The Renewable Energy Policy Network for the 2st Century (REN21) has produced its Renewables Global Status Report (GSR), finding that:
- Renewable energy investment has exceeded $200 billion for the third straight year.
- Total global investment in renewables fell to $244 billion in 2012 from $279 billion in 2011, due in part to a drop in the cost of solar and wind technologies.
- The industrialized world invested $132 billion on renewable energy in 2012, compared to developing nations’ $112 billion - the latter group led by ’s $67 billion of investment in wind, solar and other renewable projects.
- The U.S., which led the world in renewables investment in 2011, fell behind China, with investment dipping 34 percent to $36 billion.
- Two-thirds of the 138 nations that now have clean-energy targets are in the developing world.
- The cost-competitiveness of solar and wind power is improving all the time, and both hit new annual installation records.
The key findings of the REN21 report provides an excellent, dense summary.
The second report - Global Trends in Renewable Energy Investment 2013, produced by the United Nations Environment Programme (UNEP), finds that:
- Renewables are "progressively supplementing" established electricity systems, demonstrating that the implementation of suitable policies can enable the successful integration of higher shares of renewables.
- Global investments in renewable energy in 2012 failed to top the year before - only the second time this has happened since 2006. They fell 12% - as REN21 also found - “mainly due to dramatically lower solar prices and weakened US and EU markets.”
- China’s dominance in 2012 renewable energy investment - rising 22% to $67 billion – was mainly due to a jump in solar investment.
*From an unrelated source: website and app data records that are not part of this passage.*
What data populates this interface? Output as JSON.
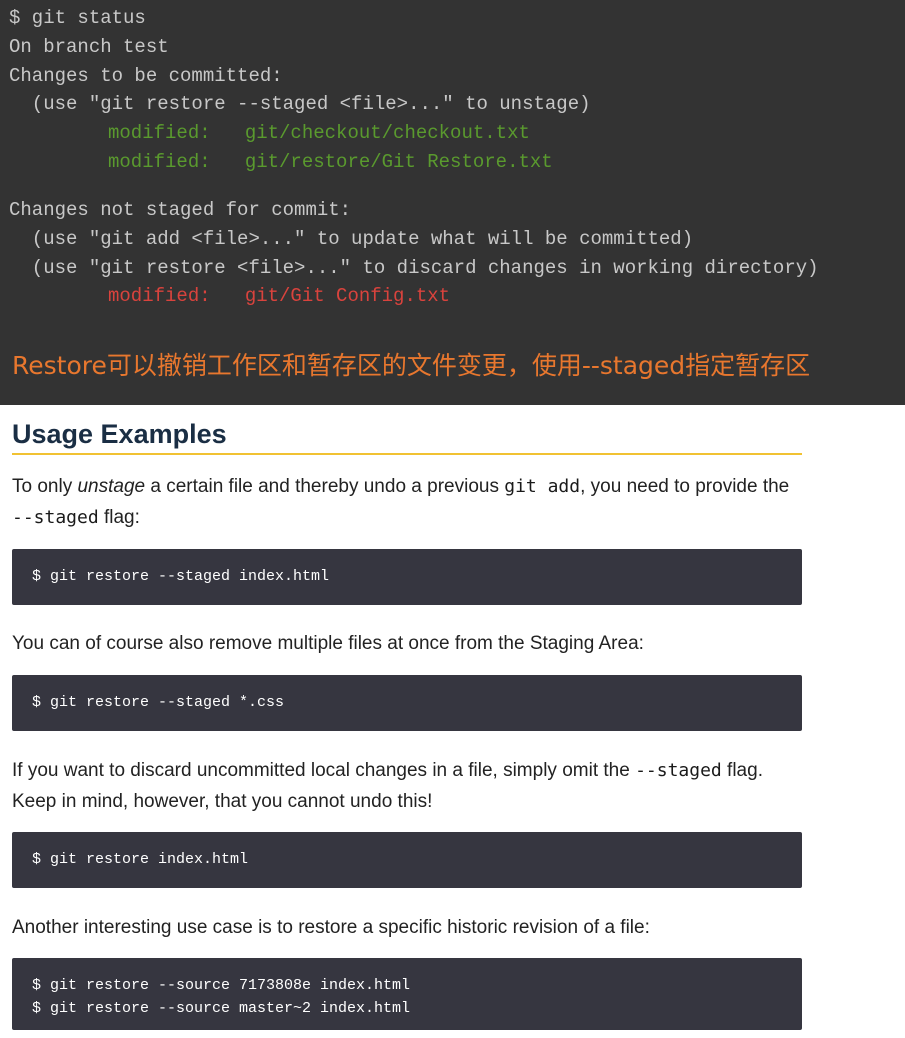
{
  "terminal": {
    "lines": [
      "$ git status",
      "On branch test",
      "Changes to be committed:",
      "  (use \"git restore --staged <file>...\" to unstage)",
      "modified:   git/checkout/checkout.txt",
      "modified:   git/restore/Git Restore.txt",
      "Changes not staged for commit:",
      "  (use \"git add <file>...\" to update what will be committed)",
      "  (use \"git restore <file>...\" to discard changes in working directory)",
      "modified:   git/Git Config.txt"
    ],
    "caption": "Restore可以撤销工作区和暂存区的文件变更，使用--staged指定暂存区"
  },
  "doc": {
    "heading": "Usage Examples",
    "p1": {
      "a": "To only ",
      "em": "unstage",
      "b": " a certain file and thereby undo a previous ",
      "code1": "git add",
      "c": ", you need to provide the ",
      "code2": "--staged",
      "d": " flag:"
    },
    "code1": [
      "$ git restore --staged index.html"
    ],
    "p2": "You can of course also remove multiple files at once from the Staging Area:",
    "code2": [
      "$ git restore --staged *.css"
    ],
    "p3": {
      "a": "If you want to discard uncommitted local changes in a file, simply omit the ",
      "code": "--staged",
      "b": " flag. Keep in mind, however, that you cannot undo this!"
    },
    "code3": [
      "$ git restore index.html"
    ],
    "p4": "Another interesting use case is to restore a specific historic revision of a file:",
    "code4": [
      "$ git restore --source 7173808e index.html",
      "$ git restore --source master~2 index.html"
    ]
  },
  "colors": {
    "terminal_bg": "#333333",
    "terminal_text": "#c8c8c8",
    "staged_green": "#5a9a2e",
    "unstaged_red": "#d9433d",
    "caption_orange": "#e8772e",
    "heading": "#1a2e44",
    "heading_rule": "#f1c232",
    "codebox_bg": "#363640"
  }
}
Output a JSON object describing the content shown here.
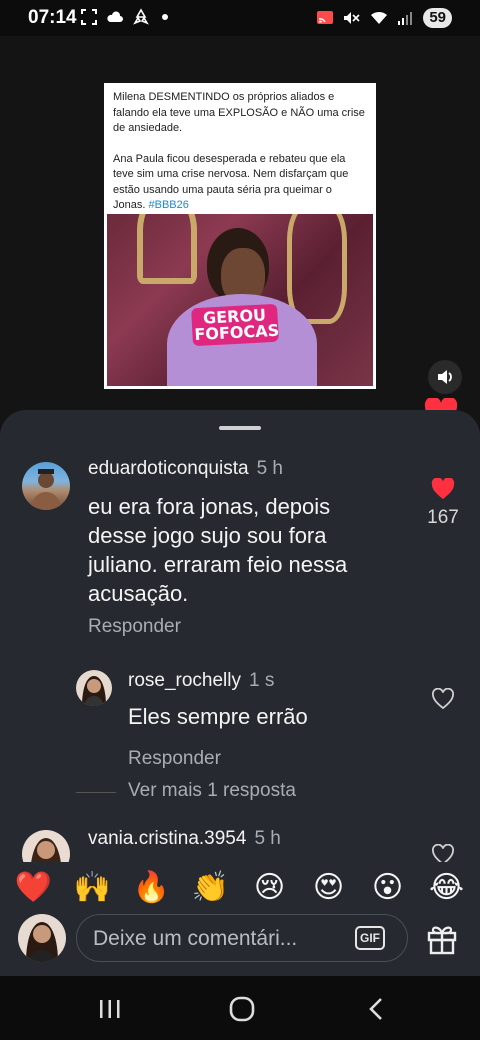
{
  "status_bar": {
    "time": "07:14",
    "battery": "59",
    "icons_left": [
      "screenshot-icon",
      "cloud-icon",
      "recycle-icon",
      "dot-icon"
    ],
    "icons_right": [
      "cast-icon",
      "mute-icon",
      "wifi-icon",
      "signal-icon"
    ]
  },
  "post": {
    "paragraph1": "Milena DESMENTINDO os próprios aliados e falando ela teve uma EXPLOSÃO e NÃO uma crise de ansiedade.",
    "paragraph2": "Ana Paula ficou desesperada e rebateu que ela teve sim uma crise nervosa. Nem disfarçam que estão usando uma pauta séria pra queimar o Jonas.",
    "hashtag": "#BBB26",
    "image_logo": "GEROU\nFOFOCAS"
  },
  "comments": [
    {
      "username": "eduardoticonquista",
      "time": "5 h",
      "text": "eu era fora jonas, depois desse jogo sujo sou fora juliano. erraram feio nessa acusação.",
      "reply_label": "Responder",
      "likes": "167",
      "liked": true
    },
    {
      "username": "rose_rochelly",
      "time": "1 s",
      "text": "Eles sempre errão",
      "reply_label": "Responder",
      "liked": false
    },
    {
      "username": "vania.cristina.3954",
      "time": "5 h"
    }
  ],
  "view_more_replies": "Ver mais 1 resposta",
  "emoji_bar": [
    "❤️",
    "🙌",
    "🔥",
    "👏",
    "😢",
    "😍",
    "😮",
    "😂"
  ],
  "input": {
    "placeholder": "Deixe um comentári...",
    "gif_label": "GIF"
  },
  "colors": {
    "sheet_bg": "#262a30",
    "like_red": "#ff3040",
    "hashtag_blue": "#1a8ad6",
    "secondary_text": "#a9adb2"
  }
}
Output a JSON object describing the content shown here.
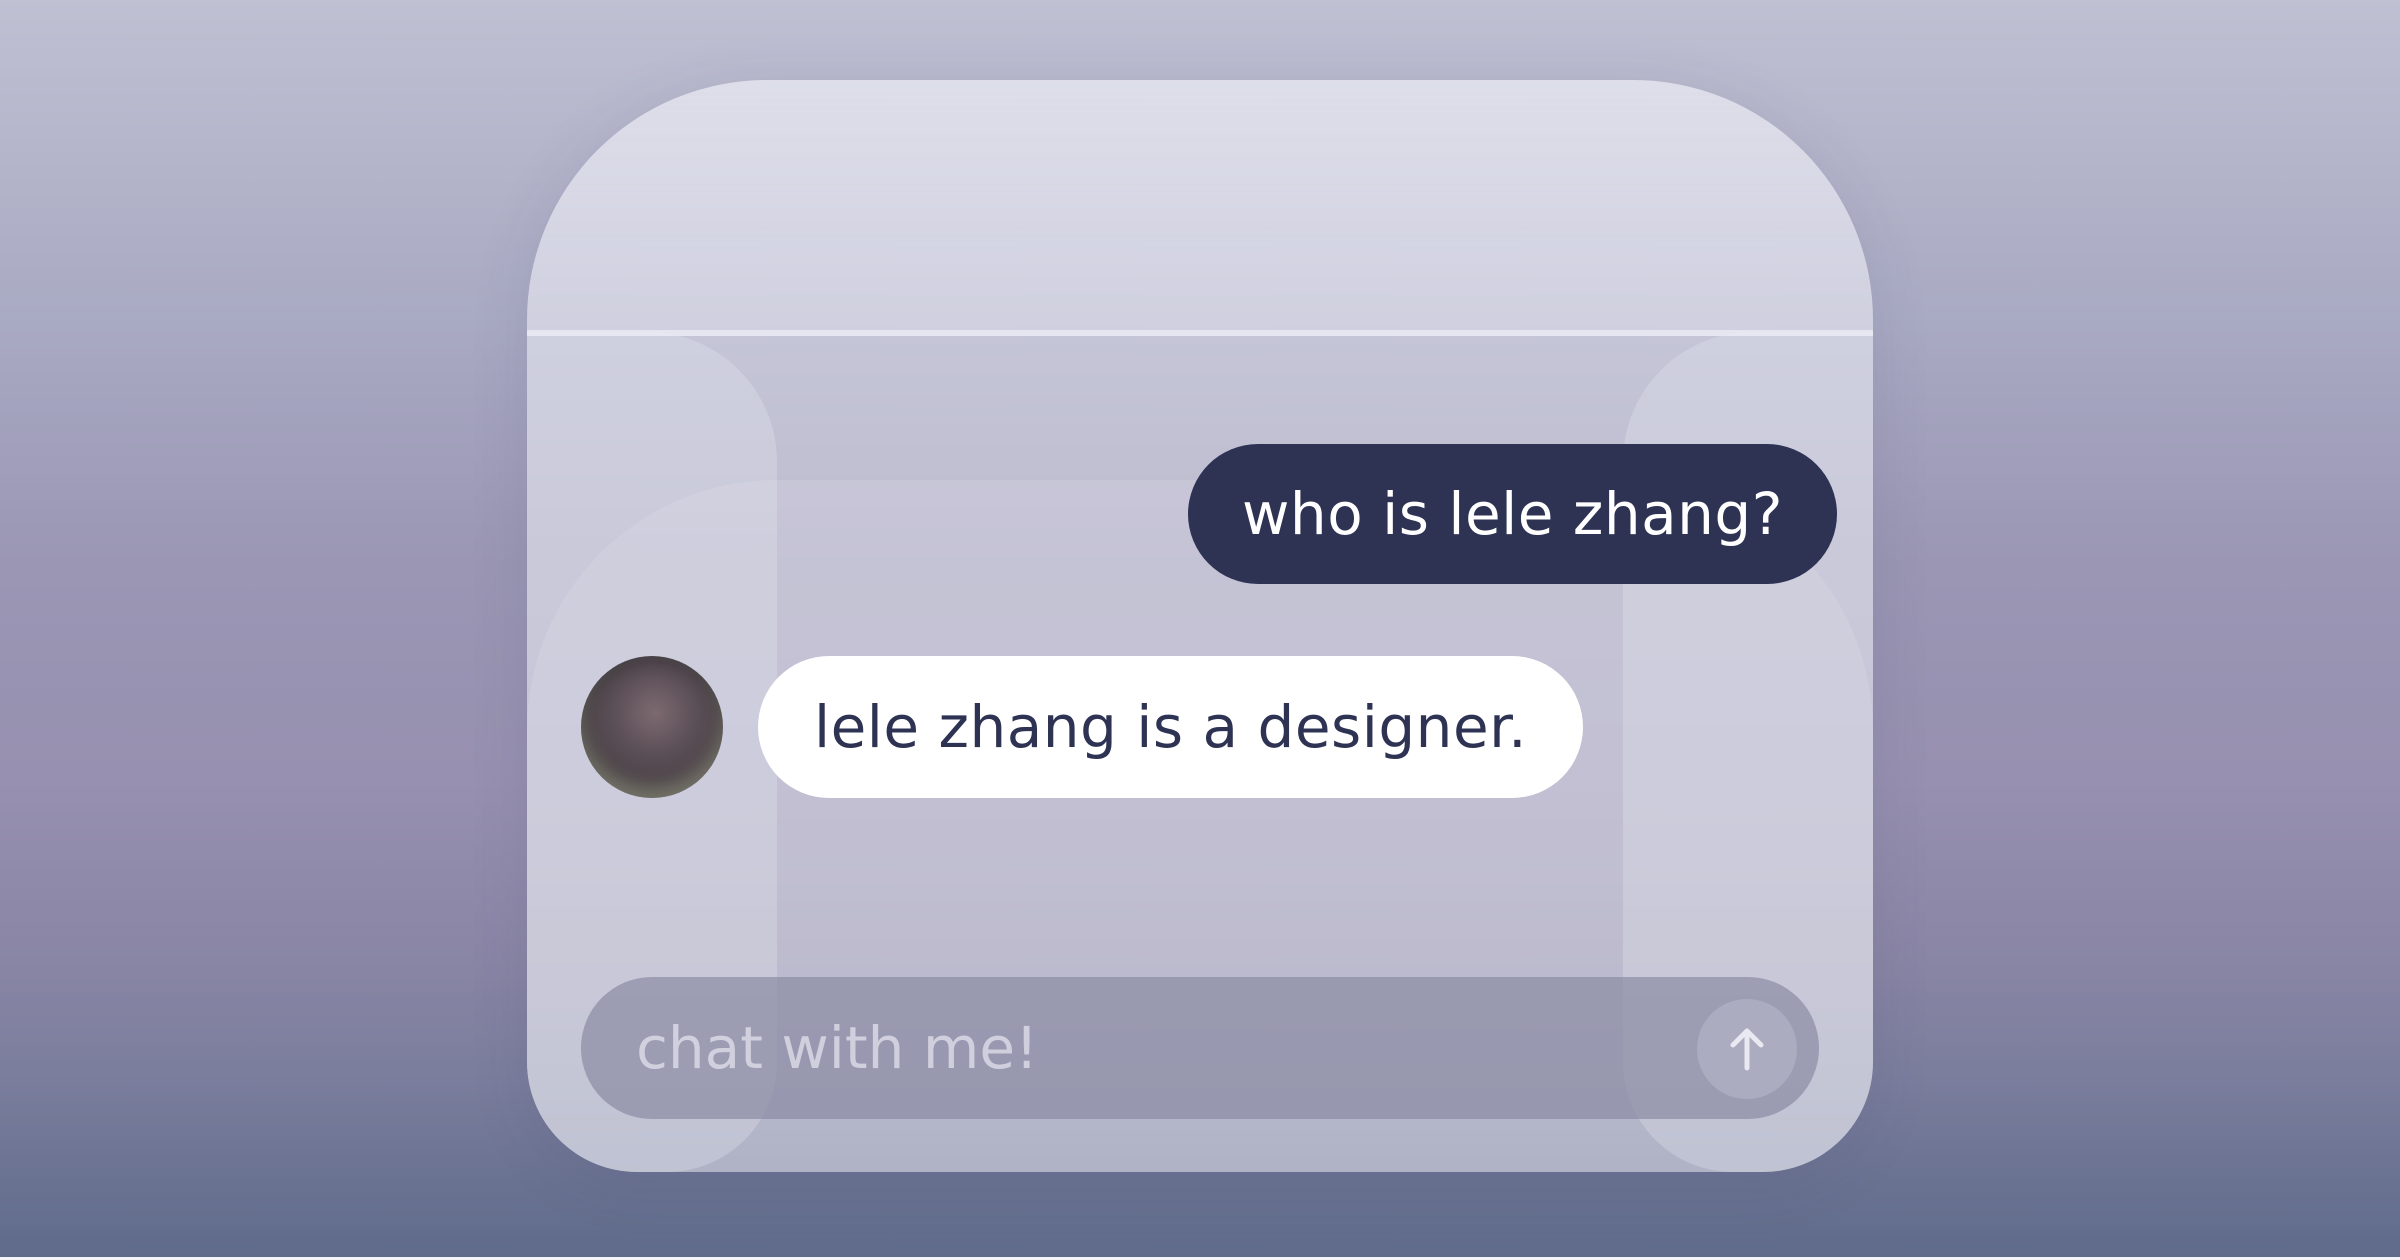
{
  "chat": {
    "messages": [
      {
        "role": "user",
        "text": "who is lele zhang?"
      },
      {
        "role": "assistant",
        "text": "lele zhang is a designer."
      }
    ],
    "input": {
      "value": "",
      "placeholder": "chat with me!"
    },
    "send_icon": "arrow-up-icon"
  },
  "colors": {
    "user_bubble": "#2e3354",
    "assistant_bubble": "#ffffff",
    "text_dark": "#2e3354"
  }
}
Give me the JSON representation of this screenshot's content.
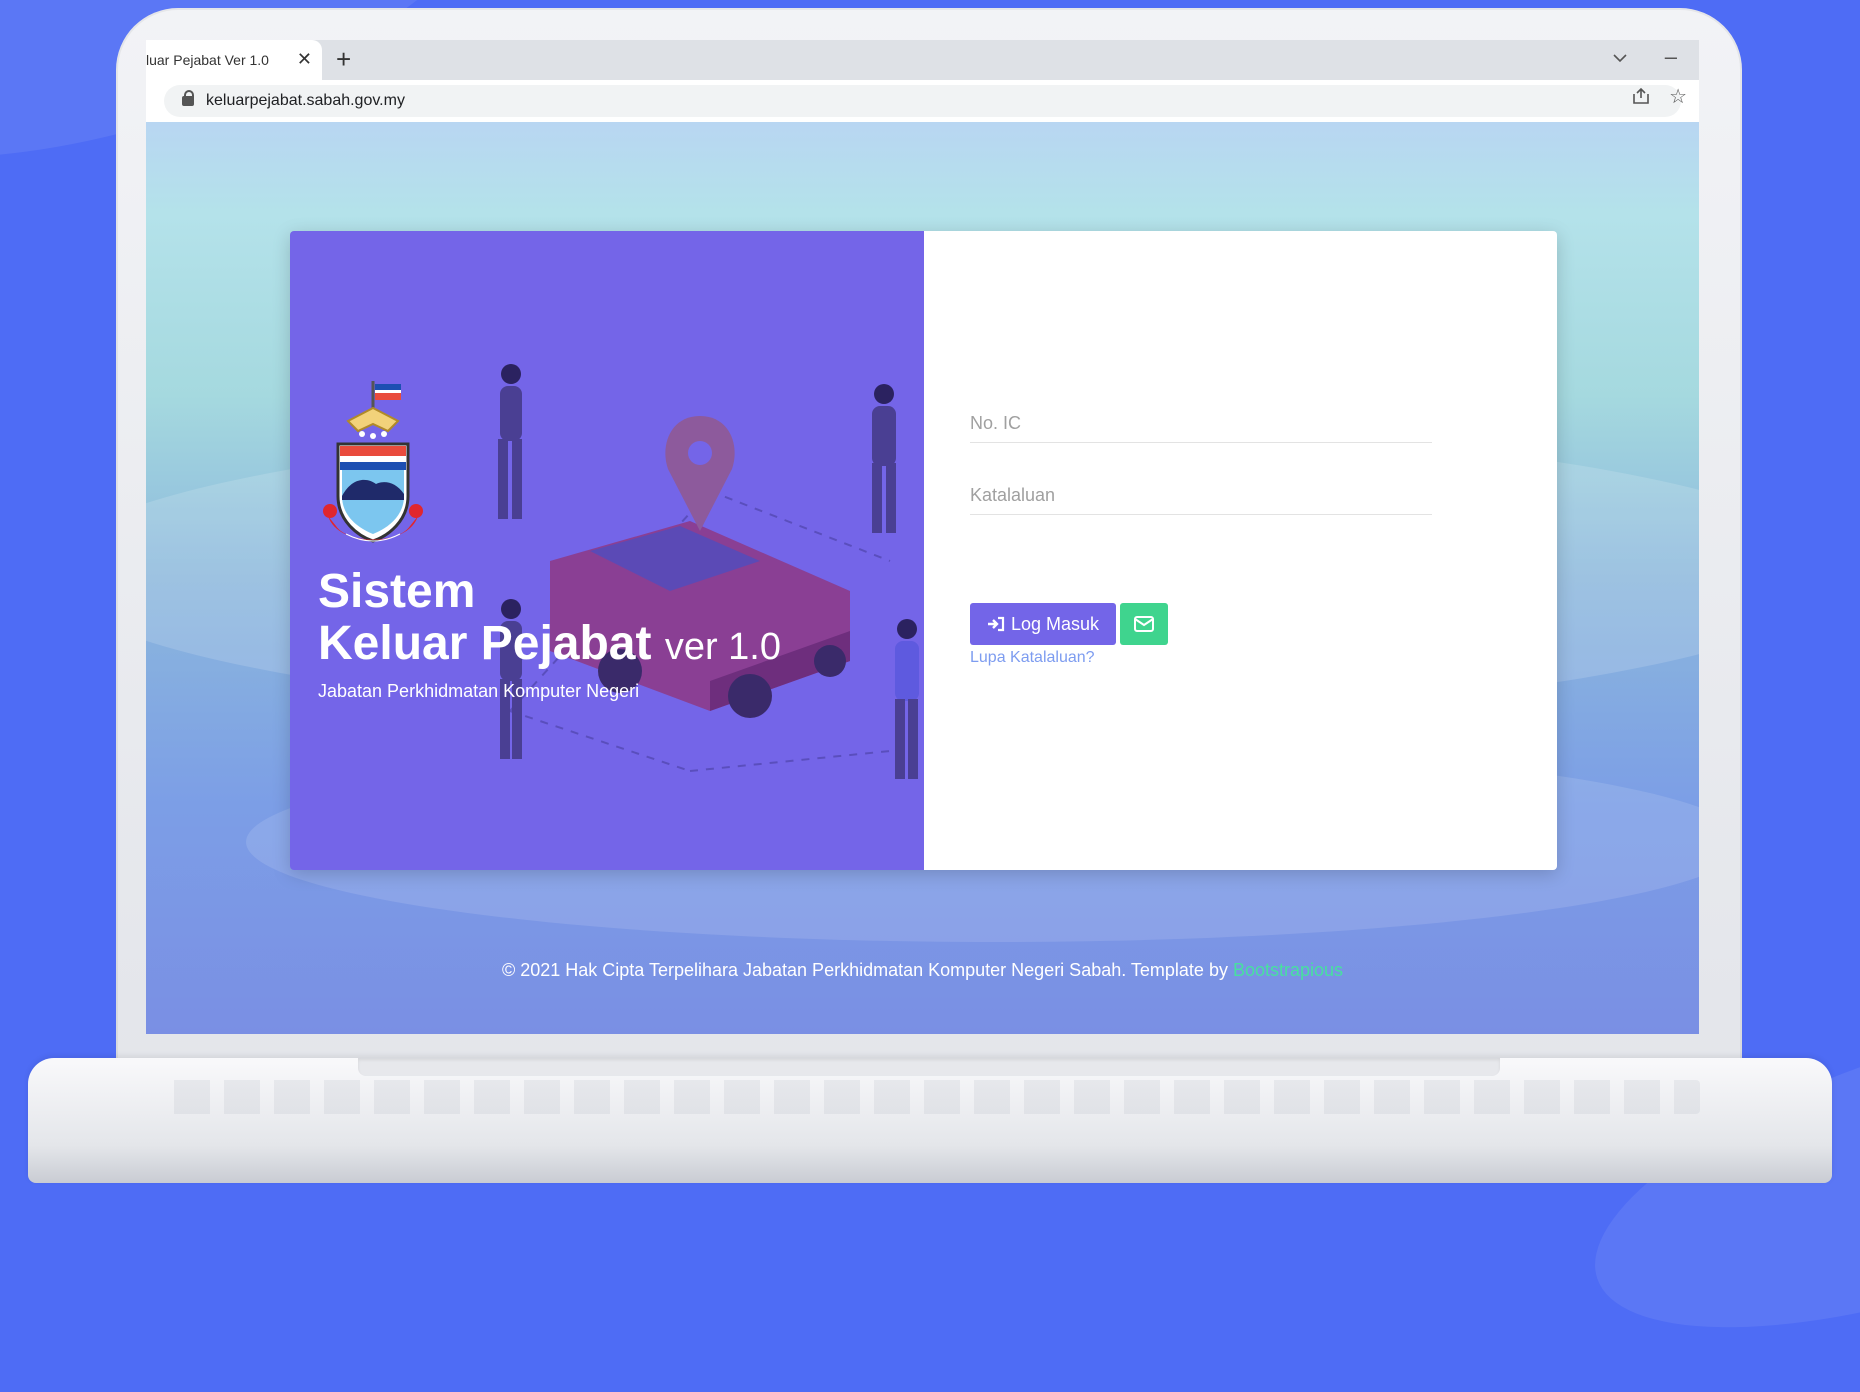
{
  "browser": {
    "tab_title": "luar Pejabat Ver 1.0",
    "tab_close": "✕",
    "new_tab": "+",
    "url": "keluarpejabat.sabah.gov.my"
  },
  "brand": {
    "title_line1": "Sistem",
    "title_line2": "Keluar Pejabat",
    "version": "ver 1.0",
    "subtitle": "Jabatan Perkhidmatan Komputer Negeri",
    "emblem_motto": "SABAH MAJU JAYA"
  },
  "login_form": {
    "ic_placeholder": "No. IC",
    "password_placeholder": "Katalaluan",
    "login_label": "Log Masuk",
    "forgot_label": "Lupa Katalaluan?"
  },
  "footer": {
    "text": "© 2021 Hak Cipta Terpelihara Jabatan Perkhidmatan Komputer Negeri Sabah. Template by",
    "link": "Bootstrapious"
  },
  "colors": {
    "background": "#4e6cf5",
    "card_left": "#7465e8",
    "primary_button": "#7365e8",
    "mail_button": "#3fd48e",
    "link": "#7d9cf0"
  },
  "icons": {
    "login": "sign-in-icon",
    "mail": "envelope-icon",
    "lock": "lock-icon",
    "share": "share-icon",
    "star": "bookmark-star-icon"
  }
}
This good news needs to be put in some dampened perspective. Study participant New Energy Finance Chief Executive Officer said of the reports: “What remains daunting is that the world has hardly scratched the surface. CO2 emissions are still on a firm upward.” Indeed, the International Energy Agency (IEA) said earlier this year that the global energy supply is not getting cleaner, despite efforts to advance clean energy.
We are grossly under-investing in renewable energy at our peril globally. That is especially true here in the U.S., where the shale gas revolution affords us the opportunity to drive renewables investment and, if we're really smart, convert gas to a near-zero carbon source of energy at the same time.